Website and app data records
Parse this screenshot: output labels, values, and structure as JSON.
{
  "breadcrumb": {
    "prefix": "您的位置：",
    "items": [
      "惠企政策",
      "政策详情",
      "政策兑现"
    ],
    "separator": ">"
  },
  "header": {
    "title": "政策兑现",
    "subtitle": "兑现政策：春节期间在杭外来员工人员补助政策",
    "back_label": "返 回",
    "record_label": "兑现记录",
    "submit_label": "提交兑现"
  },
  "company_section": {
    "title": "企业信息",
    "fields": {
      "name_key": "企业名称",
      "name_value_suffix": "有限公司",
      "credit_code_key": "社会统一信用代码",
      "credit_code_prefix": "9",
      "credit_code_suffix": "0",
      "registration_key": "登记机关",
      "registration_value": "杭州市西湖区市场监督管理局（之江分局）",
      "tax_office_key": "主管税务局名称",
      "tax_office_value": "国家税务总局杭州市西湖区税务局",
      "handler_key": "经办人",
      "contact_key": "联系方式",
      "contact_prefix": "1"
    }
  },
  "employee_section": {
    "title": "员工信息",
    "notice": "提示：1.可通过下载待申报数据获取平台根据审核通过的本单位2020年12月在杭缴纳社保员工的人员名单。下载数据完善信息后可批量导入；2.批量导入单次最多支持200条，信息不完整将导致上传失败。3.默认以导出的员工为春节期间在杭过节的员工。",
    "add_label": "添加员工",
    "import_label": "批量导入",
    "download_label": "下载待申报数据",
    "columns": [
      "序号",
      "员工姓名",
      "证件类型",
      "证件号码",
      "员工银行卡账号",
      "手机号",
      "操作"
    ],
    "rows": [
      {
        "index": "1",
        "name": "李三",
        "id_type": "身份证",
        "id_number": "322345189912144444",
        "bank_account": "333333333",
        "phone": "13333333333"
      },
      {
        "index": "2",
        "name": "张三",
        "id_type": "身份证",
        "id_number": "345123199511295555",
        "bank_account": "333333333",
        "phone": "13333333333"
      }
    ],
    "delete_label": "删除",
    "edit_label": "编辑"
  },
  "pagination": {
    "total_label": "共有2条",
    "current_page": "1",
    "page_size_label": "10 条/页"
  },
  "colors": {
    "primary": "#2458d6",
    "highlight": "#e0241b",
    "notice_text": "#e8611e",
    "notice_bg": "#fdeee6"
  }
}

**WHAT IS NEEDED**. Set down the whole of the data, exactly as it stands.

**WRITTEN REPLY**.
Parse this screenshot: output labels, values, and structure as JSON.
{
  "breadcrumb": {
    "prefix": "您的位置：",
    "items": [
      "惠企政策",
      "政策详情",
      "政策兑现"
    ],
    "separator": ">"
  },
  "header": {
    "title": "政策兑现",
    "subtitle": "兑现政策：春节期间在杭外来员工人员补助政策",
    "back_label": "返 回",
    "record_label": "兑现记录",
    "submit_label": "提交兑现"
  },
  "company_section": {
    "title": "企业信息",
    "fields": {
      "name_key": "企业名称",
      "name_value_suffix": "有限公司",
      "credit_code_key": "社会统一信用代码",
      "credit_code_prefix": "9",
      "credit_code_suffix": "0",
      "registration_key": "登记机关",
      "registration_value": "杭州市西湖区市场监督管理局（之江分局）",
      "tax_office_key": "主管税务局名称",
      "tax_office_value": "国家税务总局杭州市西湖区税务局",
      "handler_key": "经办人",
      "contact_key": "联系方式",
      "contact_prefix": "1"
    }
  },
  "employee_section": {
    "title": "员工信息",
    "notice": "提示：1.可通过下载待申报数据获取平台根据审核通过的本单位2020年12月在杭缴纳社保员工的人员名单。下载数据完善信息后可批量导入；2.批量导入单次最多支持200条，信息不完整将导致上传失败。3.默认以导出的员工为春节期间在杭过节的员工。",
    "add_label": "添加员工",
    "import_label": "批量导入",
    "download_label": "下载待申报数据",
    "columns": [
      "序号",
      "员工姓名",
      "证件类型",
      "证件号码",
      "员工银行卡账号",
      "手机号",
      "操作"
    ],
    "rows": [
      {
        "index": "1",
        "name": "李三",
        "id_type": "身份证",
        "id_number": "322345189912144444",
        "bank_account": "333333333",
        "phone": "13333333333"
      },
      {
        "index": "2",
        "name": "张三",
        "id_type": "身份证",
        "id_number": "345123199511295555",
        "bank_account": "333333333",
        "phone": "13333333333"
      }
    ],
    "delete_label": "删除",
    "edit_label": "编辑"
  },
  "pagination": {
    "total_label": "共有2条",
    "current_page": "1",
    "page_size_label": "10 条/页"
  },
  "colors": {
    "primary": "#2458d6",
    "highlight": "#e0241b",
    "notice_text": "#e8611e",
    "notice_bg": "#fdeee6"
  }
}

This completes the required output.